'''

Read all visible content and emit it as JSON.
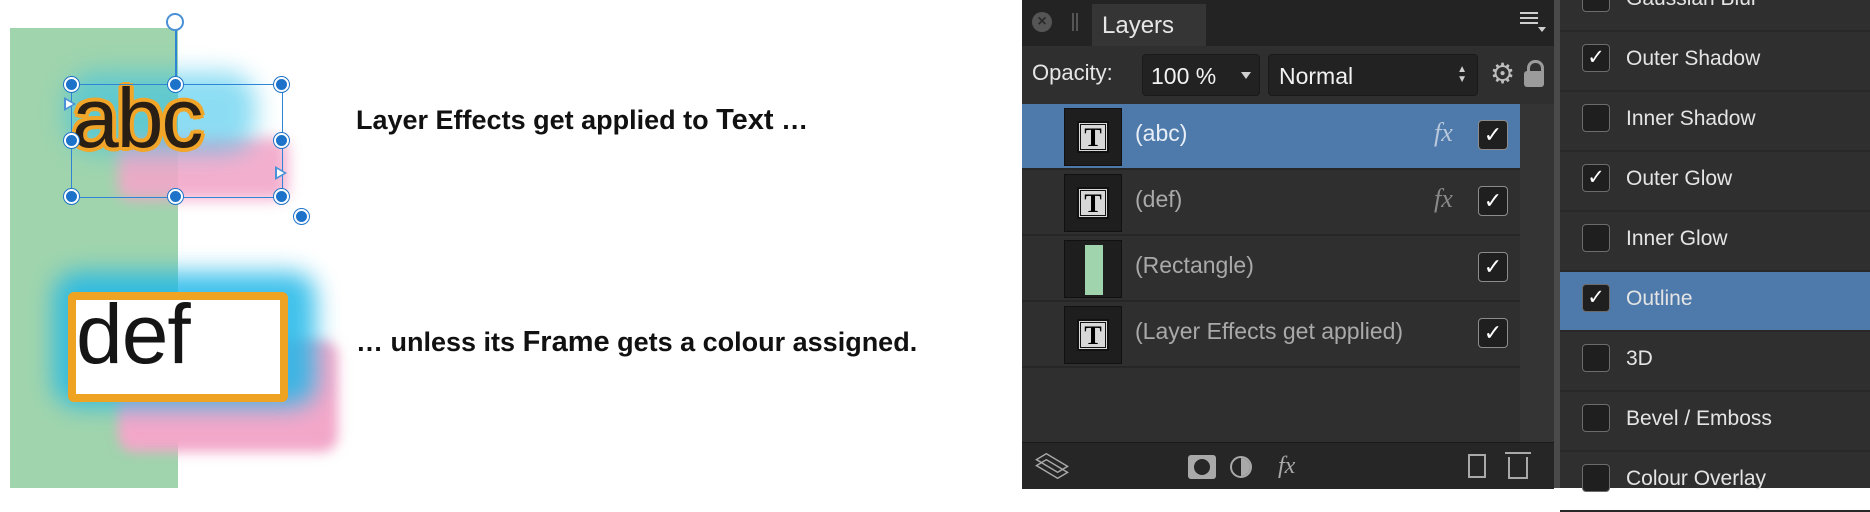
{
  "canvas": {
    "sample_abc": "abc",
    "sample_def": "def",
    "caption1": {
      "before": "Layer Effects get applied to ",
      "bold": "Text",
      "after": " …"
    },
    "caption2": {
      "before": "… unless its ",
      "bold": "Frame",
      "after": " gets a colour assigned."
    }
  },
  "layers_panel": {
    "title": "Layers",
    "opacity_label": "Opacity:",
    "opacity_value": "100 %",
    "blend_mode": "Normal",
    "layers": [
      {
        "name": "(abc)",
        "type": "text",
        "fx": "fx",
        "visible": "✓",
        "selected": true
      },
      {
        "name": "(def)",
        "type": "text",
        "fx": "fx",
        "visible": "✓",
        "selected": false
      },
      {
        "name": "(Rectangle)",
        "type": "rectangle",
        "fx": "",
        "visible": "✓",
        "selected": false
      },
      {
        "name": "(Layer Effects get applied)",
        "type": "text",
        "fx": "",
        "visible": "✓",
        "selected": false
      }
    ],
    "thumb_text_glyph": "T",
    "footer_fx": "fx"
  },
  "effects_panel": {
    "items": [
      {
        "label": "Gaussian Blur",
        "checked": ""
      },
      {
        "label": "Outer Shadow",
        "checked": "✓"
      },
      {
        "label": "Inner Shadow",
        "checked": ""
      },
      {
        "label": "Outer Glow",
        "checked": "✓"
      },
      {
        "label": "Inner Glow",
        "checked": ""
      },
      {
        "label": "Outline",
        "checked": "✓"
      },
      {
        "label": "3D",
        "checked": ""
      },
      {
        "label": "Bevel / Emboss",
        "checked": ""
      },
      {
        "label": "Colour Overlay",
        "checked": ""
      }
    ]
  },
  "colors": {
    "selection_blue": "#4e7aab",
    "panel_bg": "#2f2f2f",
    "rect_green": "#9fd4ad",
    "outline_orange": "#efa323",
    "glow_cyan": "#1fb7e8",
    "shadow_pink": "#f2a7c9"
  }
}
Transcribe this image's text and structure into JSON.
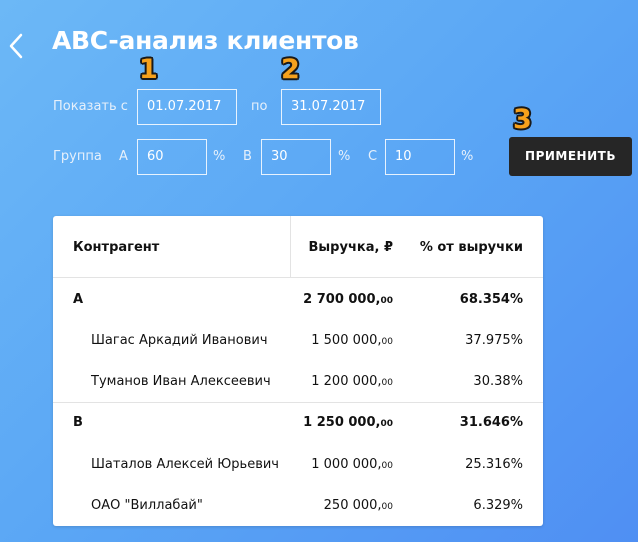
{
  "header": {
    "title": "ABC-анализ клиентов"
  },
  "steps": [
    "1",
    "2",
    "3"
  ],
  "filters": {
    "show_label": "Показать с",
    "date_from": "01.07.2017",
    "to_label": "по",
    "date_to": "31.07.2017",
    "group_label": "Группа",
    "groups": [
      {
        "name": "A",
        "value": "60",
        "unit": "%"
      },
      {
        "name": "B",
        "value": "30",
        "unit": "%"
      },
      {
        "name": "C",
        "value": "10",
        "unit": "%"
      }
    ],
    "apply_label": "ПРИМЕНИТЬ"
  },
  "table": {
    "columns": [
      "Контрагент",
      "Выручка, ₽",
      "% от выручки"
    ],
    "rows": [
      {
        "name": "A",
        "revenue_int": "2 700 000,",
        "revenue_dec": "00",
        "percent": "68.354%",
        "group": true
      },
      {
        "name": "Шагас Аркадий Иванович",
        "revenue_int": "1 500 000,",
        "revenue_dec": "00",
        "percent": "37.975%",
        "group": false
      },
      {
        "name": "Туманов Иван Алексеевич",
        "revenue_int": "1 200 000,",
        "revenue_dec": "00",
        "percent": "30.38%",
        "group": false
      },
      {
        "name": "B",
        "revenue_int": "1 250 000,",
        "revenue_dec": "00",
        "percent": "31.646%",
        "group": true
      },
      {
        "name": "Шаталов Алексей Юрьевич",
        "revenue_int": "1 000 000,",
        "revenue_dec": "00",
        "percent": "25.316%",
        "group": false
      },
      {
        "name": "ОАО \"Виллабай\"",
        "revenue_int": "250 000,",
        "revenue_dec": "00",
        "percent": "6.329%",
        "group": false
      }
    ]
  }
}
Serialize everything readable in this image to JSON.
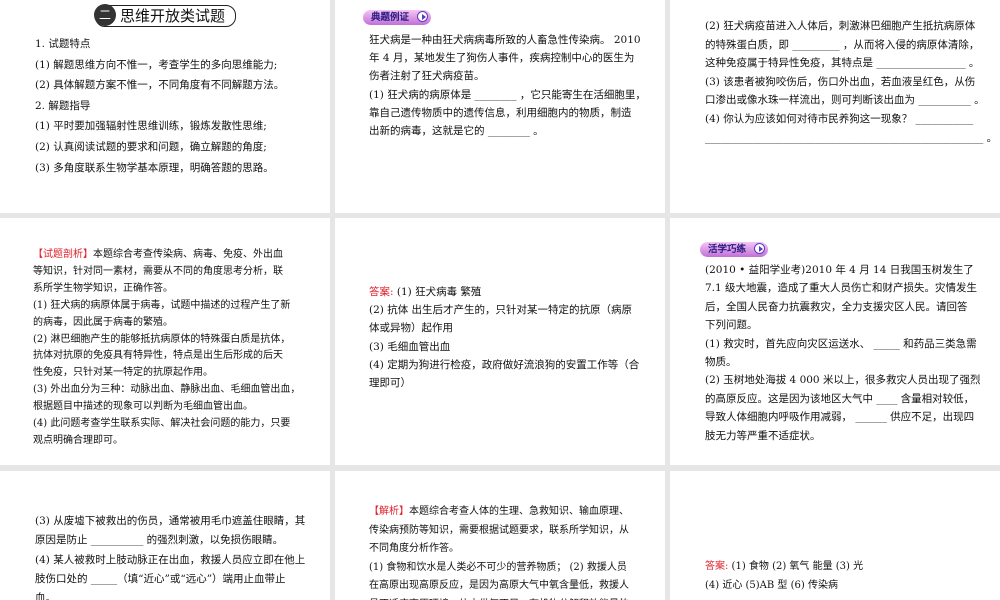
{
  "slides": [
    {
      "title_number": "二",
      "title": "思维开放类试题",
      "lines": [
        "1. 试题特点",
        "(1) 解题思维方向不惟一，考查学生的多向思维能力;",
        "(2) 具体解题方案不惟一，不同角度有不同解题方法。",
        "2. 解题指导",
        "(1) 平时要加强辐射性思维训练，锻炼发散性思维;",
        "(2) 认真阅读试题的要求和问题，确立解题的角度;",
        "(3) 多角度联系生物学基本原理，明确答题的思路。"
      ]
    },
    {
      "badge": "典题例证",
      "lines": [
        "狂犬病是一种由狂犬病病毒所致的人畜急性传染病。 2010",
        "年 4 月，某地发生了狗伤人事件，疾病控制中心的医生为",
        "伤者注射了狂犬病疫苗。",
        "(1) 狂犬病的病原体是 ________ ，它只能寄生在活细胞里，",
        "靠自己遗传物质中的遗传信息，利用细胞内的物质，制造",
        "出新的病毒，这就是它的 ________ 。"
      ]
    },
    {
      "lines": [
        "(2) 狂犬病疫苗进入人体后，刺激淋巴细胞产生抵抗病原体",
        "的特殊蛋白质，即 _________ ，从而将入侵的病原体清除，",
        "这种免疫属于特异性免疫，其特点是 _________________ 。",
        "(3) 该患者被狗咬伤后，伤口外出血，若血液呈红色，从伤",
        "口渗出或像水珠一样流出，则可判断该出血为 __________ 。",
        "(4) 你认为应该如何对待市民养狗这一现象？ ___________",
        "_____________________________________________________ 。"
      ]
    },
    {
      "label": "【试题剖析】",
      "lines": [
        "本题综合考查传染病、病毒、免疫、外出血",
        "等知识，针对同一素材，需要从不同的角度思考分析，联",
        "系所学生物学知识，正确作答。",
        "(1) 狂犬病的病原体属于病毒，试题中描述的过程产生了新",
        "的病毒，因此属于病毒的繁殖。",
        "(2) 淋巴细胞产生的能够抵抗病原体的特殊蛋白质是抗体，",
        "抗体对抗原的免疫具有特异性，特点是出生后形成的后天",
        "性免疫，只针对某一特定的抗原起作用。",
        "(3) 外出血分为三种：动脉出血、静脉出血、毛细血管出血，",
        "根据题目中描述的现象可以判断为毛细血管出血。",
        "(4) 此问题考查学生联系实际、解决社会问题的能力，只要",
        "观点明确合理即可。"
      ]
    },
    {
      "label": "答案:",
      "lines": [
        " (1) 狂犬病毒   繁殖",
        "(2) 抗体   出生后才产生的，只针对某一特定的抗原（病原",
        "体或异物）起作用",
        "(3) 毛细血管出血",
        "(4) 定期为狗进行检疫，政府做好流浪狗的安置工作等（合",
        "理即可）"
      ]
    },
    {
      "badge": "活学巧练",
      "lines": [
        "(2010 • 益阳学业考)2010 年 4 月 14 日我国玉树发生了",
        "7.1 级大地震，造成了重大人员伤亡和财产损失。灾情发生",
        "后，全国人民奋力抗震救灾，全力支援灾区人民。请回答",
        "下列问题。",
        "(1) 救灾时，首先应向灾区运送水、 _____ 和药品三类急需",
        "物质。",
        "(2) 玉树地处海拔 4 000 米以上，很多救灾人员出现了强烈",
        "的高原反应。这是因为该地区大气中 ____ 含量相对较低，",
        "导致人体细胞内呼吸作用减弱， ______ 供应不足，出现四",
        "肢无力等严重不适症状。"
      ]
    },
    {
      "lines": [
        "(3) 从废墟下被救出的伤员，通常被用毛巾遮盖住眼睛，其",
        "原因是防止 __________ 的强烈刺激，以免损伤眼睛。",
        "(4) 某人被救时上肢动脉正在出血，救援人员应立即在他上",
        "肢伤口处的 _____（填“近心”或“远心”）端用止血带止",
        "血。"
      ]
    },
    {
      "label": "【解析】",
      "lines": [
        "本题综合考查人体的生理、急救知识、输血原理、",
        "传染病预防等知识，需要根据试题要求，联系所学知识，从",
        "不同角度分析作答。",
        "(1) 食物和饮水是人类必不可少的营养物质； (2) 救援人员",
        "在高原出现高原反应，是因为高原大气中氧含量低，救援人",
        "员不适应高原环境，体内供氧不足，有机物分解释放能量的"
      ]
    },
    {
      "label": "答案:",
      "lines": [
        " (1) 食物    (2) 氧气   能量    (3) 光",
        "(4) 近心    (5)AB 型    (6) 传染病"
      ]
    }
  ]
}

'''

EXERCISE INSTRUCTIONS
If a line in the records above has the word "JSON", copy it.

REPLY TO THE TASK
Read all visible content and emit it as JSON.
Transcribe this image's text and structure into JSON.
Serialize everything readable in this image to JSON.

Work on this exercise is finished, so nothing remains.